Though the Winterthur Museum did not officially open until 1951, it was from the beginning a museum – private, of course, but already poised to become the grand country estate it is today with remarkable design archives. Henry Francis du Pont, founder of Winterthur, was a visionary and advocate for American antiques and decorative objects. An avid collector, Mr. du Pont, was guided by a desire to furnish his 175-room house with the very best style and craftsmanship available.
From the Winterthur Archives
An outstanding example from Winterthur’s extensive furniture collection is an early 19th century Massachusetts settee which has been re-interpreted by the Currey design department to fit today’s interiors. The solid wood Chestertown Settee has a triple-slat back with decorative urns and ovals. Simplified from the original, the settee has a rich, hand-applied Brandywine Mahogany finish.

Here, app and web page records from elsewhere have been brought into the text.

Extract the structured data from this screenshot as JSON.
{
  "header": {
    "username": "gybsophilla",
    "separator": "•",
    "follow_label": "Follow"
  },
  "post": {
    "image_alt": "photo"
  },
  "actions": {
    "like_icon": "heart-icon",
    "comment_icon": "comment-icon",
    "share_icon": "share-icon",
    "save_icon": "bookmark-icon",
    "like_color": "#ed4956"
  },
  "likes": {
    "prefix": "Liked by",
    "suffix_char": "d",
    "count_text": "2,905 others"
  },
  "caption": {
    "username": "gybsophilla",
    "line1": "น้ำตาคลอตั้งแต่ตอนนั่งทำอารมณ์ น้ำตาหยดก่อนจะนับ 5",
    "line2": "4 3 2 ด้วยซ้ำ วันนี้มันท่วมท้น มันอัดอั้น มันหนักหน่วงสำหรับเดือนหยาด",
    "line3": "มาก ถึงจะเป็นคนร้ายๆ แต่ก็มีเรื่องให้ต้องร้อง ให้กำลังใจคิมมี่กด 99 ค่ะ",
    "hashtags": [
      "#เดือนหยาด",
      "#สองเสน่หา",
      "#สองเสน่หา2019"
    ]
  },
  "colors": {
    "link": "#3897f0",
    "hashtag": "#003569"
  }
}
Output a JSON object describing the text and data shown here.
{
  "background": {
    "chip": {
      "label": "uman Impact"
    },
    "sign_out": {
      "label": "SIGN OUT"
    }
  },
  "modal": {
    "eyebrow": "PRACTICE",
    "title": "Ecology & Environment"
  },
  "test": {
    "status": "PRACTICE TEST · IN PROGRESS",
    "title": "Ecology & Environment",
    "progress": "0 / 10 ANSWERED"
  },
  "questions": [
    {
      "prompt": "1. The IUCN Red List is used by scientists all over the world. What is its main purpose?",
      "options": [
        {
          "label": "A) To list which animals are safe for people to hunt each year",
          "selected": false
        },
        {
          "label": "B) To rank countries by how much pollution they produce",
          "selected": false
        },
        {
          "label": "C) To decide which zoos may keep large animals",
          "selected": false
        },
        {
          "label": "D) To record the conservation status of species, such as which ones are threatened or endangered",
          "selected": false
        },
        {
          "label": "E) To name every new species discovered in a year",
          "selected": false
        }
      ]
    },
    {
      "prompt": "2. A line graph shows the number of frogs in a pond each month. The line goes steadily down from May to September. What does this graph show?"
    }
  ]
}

A 17th century oak cupboard from Duxbury, Massachusetts was the inspiration for the Tappahannock Chest. Like the original, this chest provides a lot of practical storage for today’s living environments. The chest is finished in Verona Walnut and embellished with oak & ebony veneers, split spindles, chip carving, and applied moldings in geometric patterns.
Multiple drawers make the Centerville Chest a most desirable piece for how we live today. The original chest housed at Winterthur was made in 1678 for John and Margaret Staniford of Ipswich, Massachusetts. Believed to be one of the earliest dated chest of drawers from New England, the chest was created by craftsmen in Essex County, Massachusetts. Currey’s version is updated in terms of scale, decoration and finish to fit a more modern setting. The solid wood Centerville Chest is decorated with split spindles and finished with a worn Dutch Cream finish that would fit beautifully in any room in the house or loft.